in or fade out the technique. Needless to say, working with sound
tracks came with its own bag of tricks which you added to as you worked
around the pros.
The wonderful thing about digital today is the ease and the use of trial
and error with multiple levels of undo. I have used CoolEdit Pro for a
number of years, and when I did remastering from 16" transcription disks
to digital, I had to fix a lot of clicks and pops. In fixing pops, I
found that Pro had an excellent pop eliminator capability:
The Click/Pop Eliminator works by searching for anomalies in the audio
data that could be construed as clicks or pops (Detection), and then
replacing or repairing the damaged location (Correction). Using the
Click/Pop Eliminator is more accurate than just cutting out the click,
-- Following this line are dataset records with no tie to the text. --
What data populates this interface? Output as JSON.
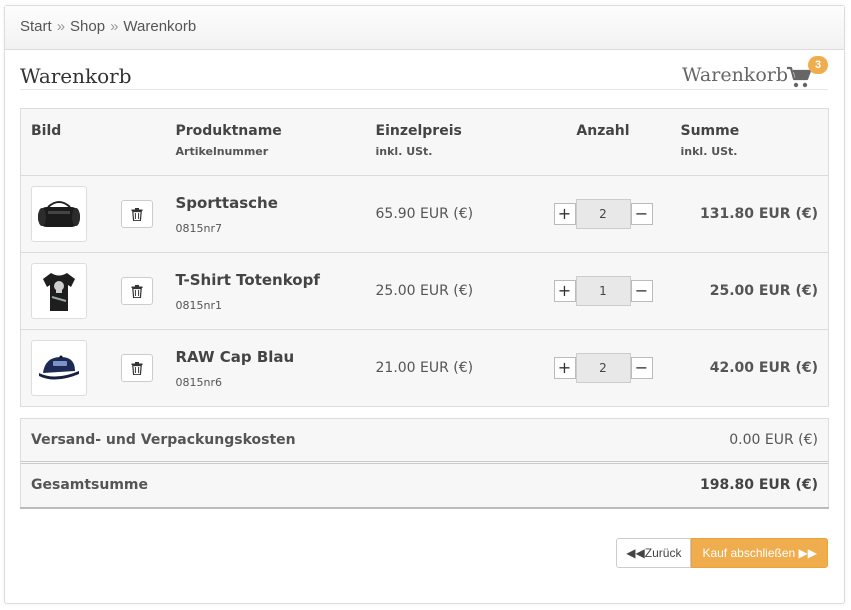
{
  "breadcrumb": {
    "items": [
      "Start",
      "Shop",
      "Warenkorb"
    ],
    "separator": "»"
  },
  "page": {
    "title": "Warenkorb",
    "cart_link": "Warenkorb",
    "cart_count": "3",
    "accent_color": "#f0ad4e"
  },
  "table": {
    "headers": {
      "image": "Bild",
      "product_name": "Produktname",
      "product_number": "Artikelnummer",
      "unit_price": "Einzelpreis",
      "unit_price_sub": "inkl. USt.",
      "quantity": "Anzahl",
      "sum": "Summe",
      "sum_sub": "inkl. USt."
    },
    "rows": [
      {
        "name": "Sporttasche",
        "number": "0815nr7",
        "unit_price": "65.90 EUR (€)",
        "quantity": "2",
        "sum": "131.80 EUR (€)",
        "image_icon": "bag-icon"
      },
      {
        "name": "T-Shirt Totenkopf",
        "number": "0815nr1",
        "unit_price": "25.00 EUR (€)",
        "quantity": "1",
        "sum": "25.00 EUR (€)",
        "image_icon": "tshirt-icon"
      },
      {
        "name": "RAW Cap Blau",
        "number": "0815nr6",
        "unit_price": "21.00 EUR (€)",
        "quantity": "2",
        "sum": "42.00 EUR (€)",
        "image_icon": "cap-icon"
      }
    ],
    "plus": "+",
    "minus": "−"
  },
  "totals": {
    "shipping_label": "Versand- und Verpackungskosten",
    "shipping_value": "0.00 EUR (€)",
    "total_label": "Gesamtsumme",
    "total_value": "198.80 EUR (€)"
  },
  "actions": {
    "back_label": "Zurück",
    "next_label": "Kauf abschließen"
  }
}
or replacing the data with a straight line.
It would seem to analyze the surround modulation and replace the spike
with modulation that closely matched the surrounding peaks or valleys.
Sometimes, the pop was so strong that it had a lot of low frequency in
it, and would have to use a low frequency FFT filter at the pop site.
It usually smoothed it out, but I wasn't above in replacing the area
with other nearby modulation (copy) that closely matched the doctored
section. If it was in a quiet section, you could easily grab some
"fill" elsewhere. It was much the same technique as in film when sound
effects editors had libraries of 35mm reels of different kinds of
backgrounds which they called "fill" to fix every occasion. The "old
timers" all had their tricks to make the sound tracks work and to hide
any bad artifact that might show up on the dubbing stages with those big
"Voice of the Theater" sound systems running at high decibels.
I would think that the audio engineers who did the three track mastering
on 35mm probably used similar techniques.